> What you will do: In the listing below, count each line that contains "background". The reply is that count and nothing else.
-- Source information follows --
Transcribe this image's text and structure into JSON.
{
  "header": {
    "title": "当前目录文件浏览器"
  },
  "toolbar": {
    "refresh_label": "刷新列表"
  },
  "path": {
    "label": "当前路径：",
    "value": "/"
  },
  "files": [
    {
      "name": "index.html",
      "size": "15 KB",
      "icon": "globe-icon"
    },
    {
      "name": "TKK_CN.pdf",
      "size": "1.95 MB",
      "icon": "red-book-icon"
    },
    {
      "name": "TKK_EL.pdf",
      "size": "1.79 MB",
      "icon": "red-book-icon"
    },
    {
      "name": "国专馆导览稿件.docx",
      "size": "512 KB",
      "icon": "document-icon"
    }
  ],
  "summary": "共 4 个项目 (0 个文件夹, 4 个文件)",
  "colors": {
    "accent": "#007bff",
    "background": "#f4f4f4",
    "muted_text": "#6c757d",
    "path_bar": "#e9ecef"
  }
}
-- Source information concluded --
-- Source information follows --
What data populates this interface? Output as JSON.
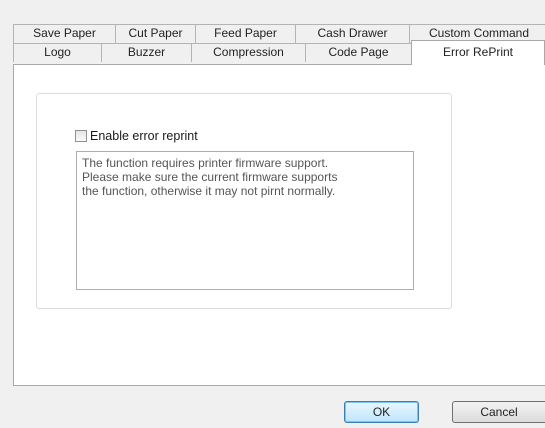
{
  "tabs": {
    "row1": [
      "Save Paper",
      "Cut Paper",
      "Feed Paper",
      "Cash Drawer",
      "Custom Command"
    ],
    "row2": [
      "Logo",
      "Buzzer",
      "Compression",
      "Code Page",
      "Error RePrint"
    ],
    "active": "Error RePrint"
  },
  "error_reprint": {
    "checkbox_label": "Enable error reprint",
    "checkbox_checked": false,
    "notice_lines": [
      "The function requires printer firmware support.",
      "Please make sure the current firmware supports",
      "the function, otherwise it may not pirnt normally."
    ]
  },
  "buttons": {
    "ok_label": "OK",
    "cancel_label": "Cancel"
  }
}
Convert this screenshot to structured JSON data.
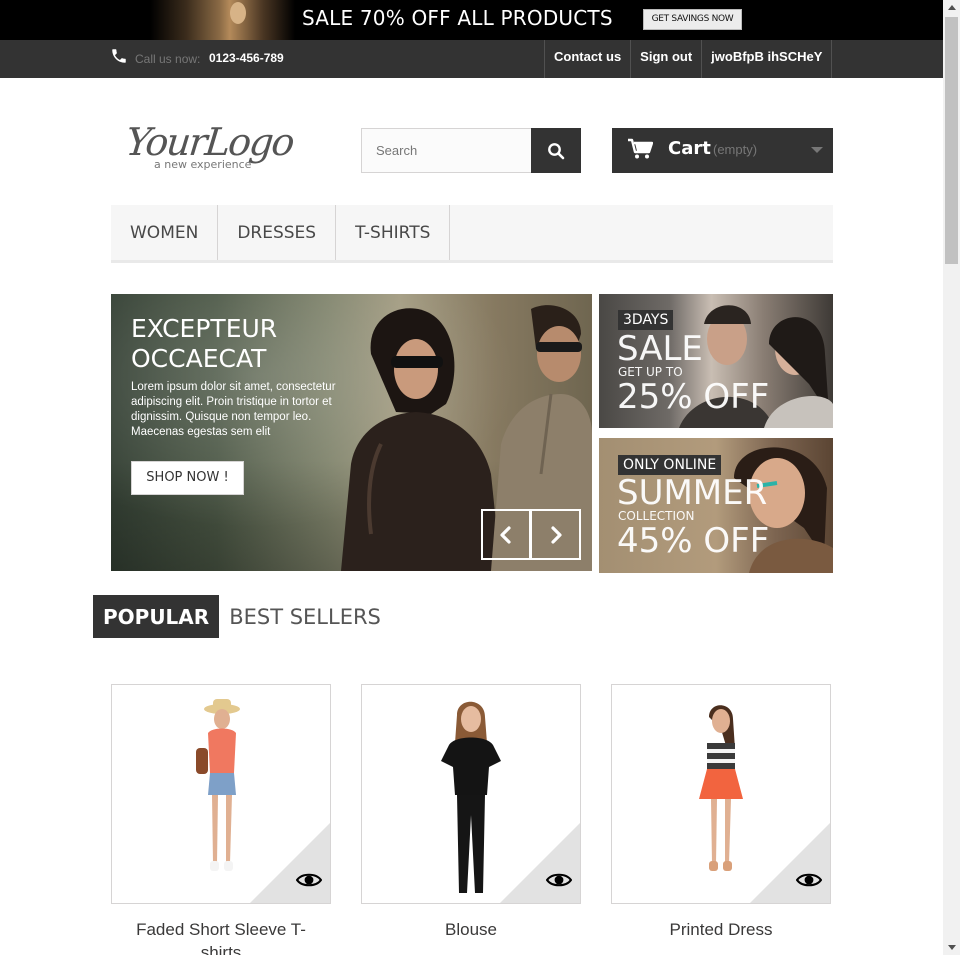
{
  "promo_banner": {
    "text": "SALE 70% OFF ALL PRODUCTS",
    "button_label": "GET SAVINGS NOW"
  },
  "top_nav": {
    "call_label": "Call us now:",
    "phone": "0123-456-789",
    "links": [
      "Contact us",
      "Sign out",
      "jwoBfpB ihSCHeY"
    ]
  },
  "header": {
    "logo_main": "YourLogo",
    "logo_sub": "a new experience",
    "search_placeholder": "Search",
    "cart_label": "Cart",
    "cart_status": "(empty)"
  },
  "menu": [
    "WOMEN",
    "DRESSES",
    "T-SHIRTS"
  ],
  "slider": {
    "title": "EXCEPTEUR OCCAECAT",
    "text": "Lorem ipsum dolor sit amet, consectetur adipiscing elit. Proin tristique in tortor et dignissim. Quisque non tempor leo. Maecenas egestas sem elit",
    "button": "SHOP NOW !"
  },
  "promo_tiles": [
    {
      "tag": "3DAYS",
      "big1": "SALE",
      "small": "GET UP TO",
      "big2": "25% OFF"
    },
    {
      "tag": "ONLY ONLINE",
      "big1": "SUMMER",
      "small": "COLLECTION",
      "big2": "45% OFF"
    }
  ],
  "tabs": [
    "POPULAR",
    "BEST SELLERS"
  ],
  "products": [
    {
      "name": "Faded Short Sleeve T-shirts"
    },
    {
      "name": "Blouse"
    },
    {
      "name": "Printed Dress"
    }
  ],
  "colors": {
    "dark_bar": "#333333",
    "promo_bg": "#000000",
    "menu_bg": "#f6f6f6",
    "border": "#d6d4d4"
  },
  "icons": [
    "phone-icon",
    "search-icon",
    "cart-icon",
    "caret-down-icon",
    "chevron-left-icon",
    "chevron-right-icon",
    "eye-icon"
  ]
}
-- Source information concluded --
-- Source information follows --
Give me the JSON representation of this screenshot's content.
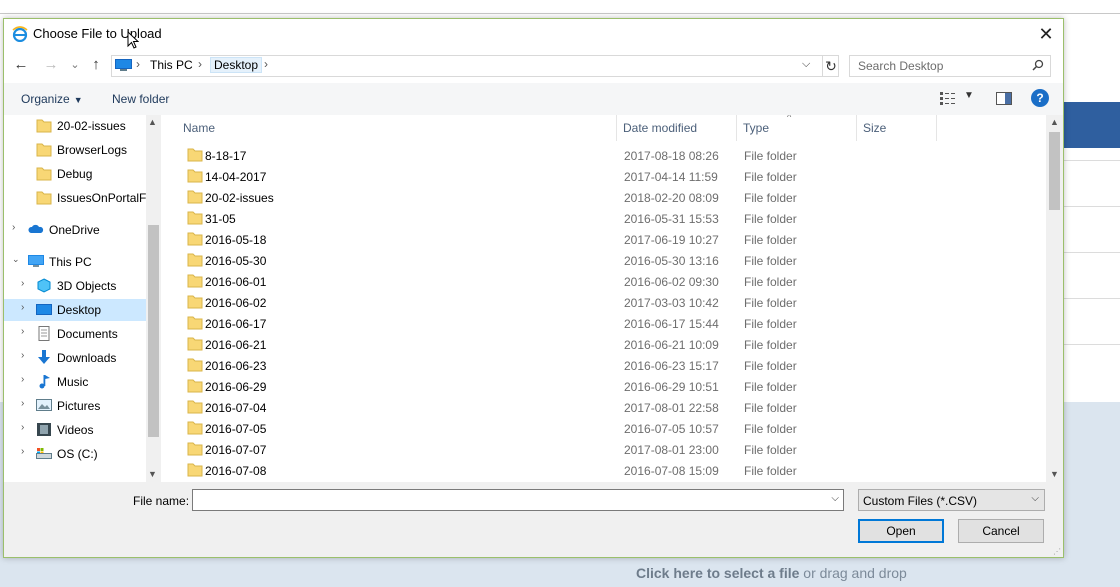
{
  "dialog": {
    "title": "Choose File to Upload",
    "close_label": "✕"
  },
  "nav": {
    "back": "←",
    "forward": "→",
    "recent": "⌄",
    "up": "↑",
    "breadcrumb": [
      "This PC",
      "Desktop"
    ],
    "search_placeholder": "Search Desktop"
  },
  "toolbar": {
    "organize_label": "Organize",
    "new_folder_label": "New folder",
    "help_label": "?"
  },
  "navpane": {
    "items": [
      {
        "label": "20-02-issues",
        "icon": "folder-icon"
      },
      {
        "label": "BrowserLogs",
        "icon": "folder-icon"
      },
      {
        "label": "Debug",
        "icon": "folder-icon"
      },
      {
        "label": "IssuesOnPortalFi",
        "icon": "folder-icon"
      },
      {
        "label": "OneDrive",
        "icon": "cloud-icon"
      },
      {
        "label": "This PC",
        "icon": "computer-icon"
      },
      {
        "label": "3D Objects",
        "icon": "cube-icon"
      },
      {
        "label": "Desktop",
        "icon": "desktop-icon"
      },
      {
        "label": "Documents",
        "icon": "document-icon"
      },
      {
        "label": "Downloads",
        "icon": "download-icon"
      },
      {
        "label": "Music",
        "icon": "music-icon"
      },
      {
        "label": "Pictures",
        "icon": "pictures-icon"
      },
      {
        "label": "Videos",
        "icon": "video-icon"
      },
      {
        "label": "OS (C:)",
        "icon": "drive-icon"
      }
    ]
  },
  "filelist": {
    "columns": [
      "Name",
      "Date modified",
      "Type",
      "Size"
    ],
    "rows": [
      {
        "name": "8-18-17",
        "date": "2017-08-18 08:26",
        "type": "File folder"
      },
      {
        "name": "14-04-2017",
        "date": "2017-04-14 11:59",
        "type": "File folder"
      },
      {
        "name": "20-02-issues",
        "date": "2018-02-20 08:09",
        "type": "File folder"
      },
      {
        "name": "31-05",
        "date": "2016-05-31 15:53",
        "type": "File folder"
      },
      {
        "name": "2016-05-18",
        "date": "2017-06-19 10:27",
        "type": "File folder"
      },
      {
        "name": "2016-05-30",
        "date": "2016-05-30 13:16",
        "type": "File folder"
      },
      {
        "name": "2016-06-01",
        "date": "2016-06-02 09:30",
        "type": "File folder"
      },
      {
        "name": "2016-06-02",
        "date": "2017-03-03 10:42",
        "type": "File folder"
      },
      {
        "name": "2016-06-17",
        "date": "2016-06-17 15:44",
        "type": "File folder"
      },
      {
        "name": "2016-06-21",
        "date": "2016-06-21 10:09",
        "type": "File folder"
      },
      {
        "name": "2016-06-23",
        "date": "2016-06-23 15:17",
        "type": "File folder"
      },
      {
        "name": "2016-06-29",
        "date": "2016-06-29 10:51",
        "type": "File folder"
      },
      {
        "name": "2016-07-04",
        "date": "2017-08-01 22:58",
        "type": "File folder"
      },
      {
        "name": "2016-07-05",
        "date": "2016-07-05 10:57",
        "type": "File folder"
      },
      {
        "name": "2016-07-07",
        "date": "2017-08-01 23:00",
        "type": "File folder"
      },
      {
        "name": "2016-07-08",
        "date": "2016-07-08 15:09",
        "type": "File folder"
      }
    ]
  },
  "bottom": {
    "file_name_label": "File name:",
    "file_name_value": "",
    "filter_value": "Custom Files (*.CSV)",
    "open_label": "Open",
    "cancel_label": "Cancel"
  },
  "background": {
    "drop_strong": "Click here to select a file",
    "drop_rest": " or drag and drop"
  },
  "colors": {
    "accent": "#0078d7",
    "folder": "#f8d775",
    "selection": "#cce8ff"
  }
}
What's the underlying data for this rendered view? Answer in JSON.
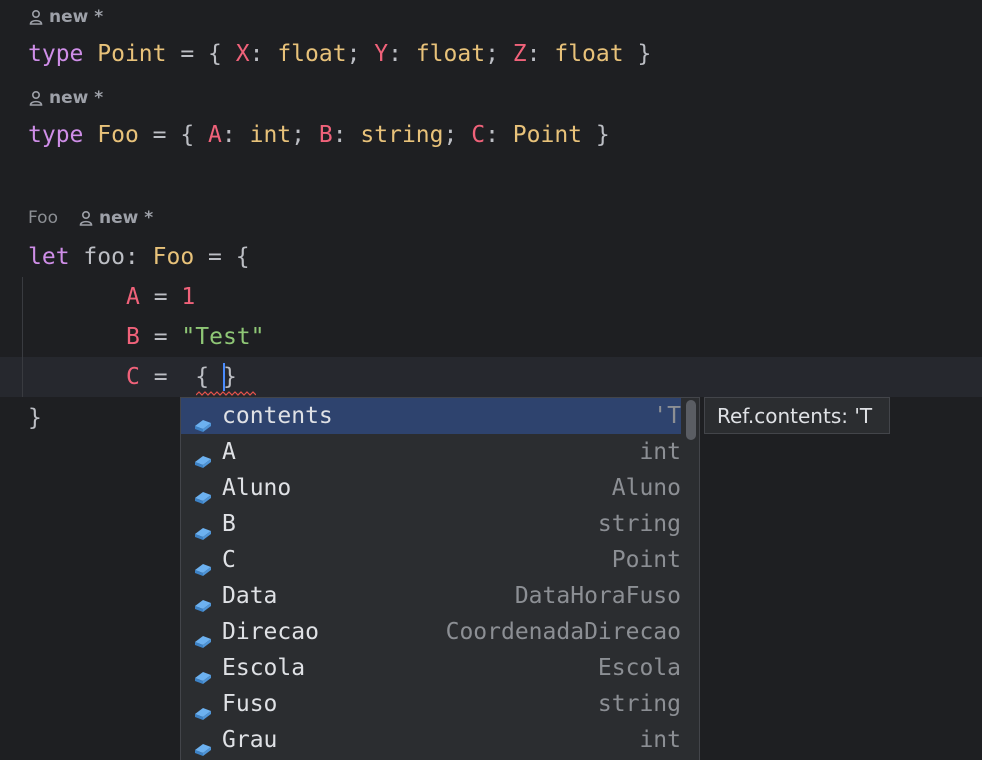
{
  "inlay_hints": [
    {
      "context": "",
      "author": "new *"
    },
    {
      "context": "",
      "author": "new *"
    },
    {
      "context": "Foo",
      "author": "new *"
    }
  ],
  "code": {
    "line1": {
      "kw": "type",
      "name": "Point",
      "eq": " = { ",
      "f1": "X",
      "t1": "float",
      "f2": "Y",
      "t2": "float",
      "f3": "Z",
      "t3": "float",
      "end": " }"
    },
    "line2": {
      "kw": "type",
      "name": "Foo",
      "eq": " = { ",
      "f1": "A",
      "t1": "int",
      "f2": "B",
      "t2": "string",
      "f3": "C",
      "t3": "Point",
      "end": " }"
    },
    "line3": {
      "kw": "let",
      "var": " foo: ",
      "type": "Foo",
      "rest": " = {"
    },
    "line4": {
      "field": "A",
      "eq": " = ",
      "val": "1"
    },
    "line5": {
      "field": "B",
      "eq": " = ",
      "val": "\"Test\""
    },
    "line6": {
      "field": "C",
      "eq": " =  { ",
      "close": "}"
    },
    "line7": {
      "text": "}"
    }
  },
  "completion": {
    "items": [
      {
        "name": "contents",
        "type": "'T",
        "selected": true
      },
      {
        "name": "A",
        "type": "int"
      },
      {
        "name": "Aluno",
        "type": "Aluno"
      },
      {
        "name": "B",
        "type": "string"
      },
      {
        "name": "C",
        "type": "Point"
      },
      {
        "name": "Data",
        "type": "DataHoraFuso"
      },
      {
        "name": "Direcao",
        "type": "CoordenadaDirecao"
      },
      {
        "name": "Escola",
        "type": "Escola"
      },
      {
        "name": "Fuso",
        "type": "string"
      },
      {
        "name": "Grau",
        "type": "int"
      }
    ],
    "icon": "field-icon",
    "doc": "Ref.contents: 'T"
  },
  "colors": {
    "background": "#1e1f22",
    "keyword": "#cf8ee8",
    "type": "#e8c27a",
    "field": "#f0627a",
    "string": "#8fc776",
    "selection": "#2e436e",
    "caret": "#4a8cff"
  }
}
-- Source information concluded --
> Response area: 3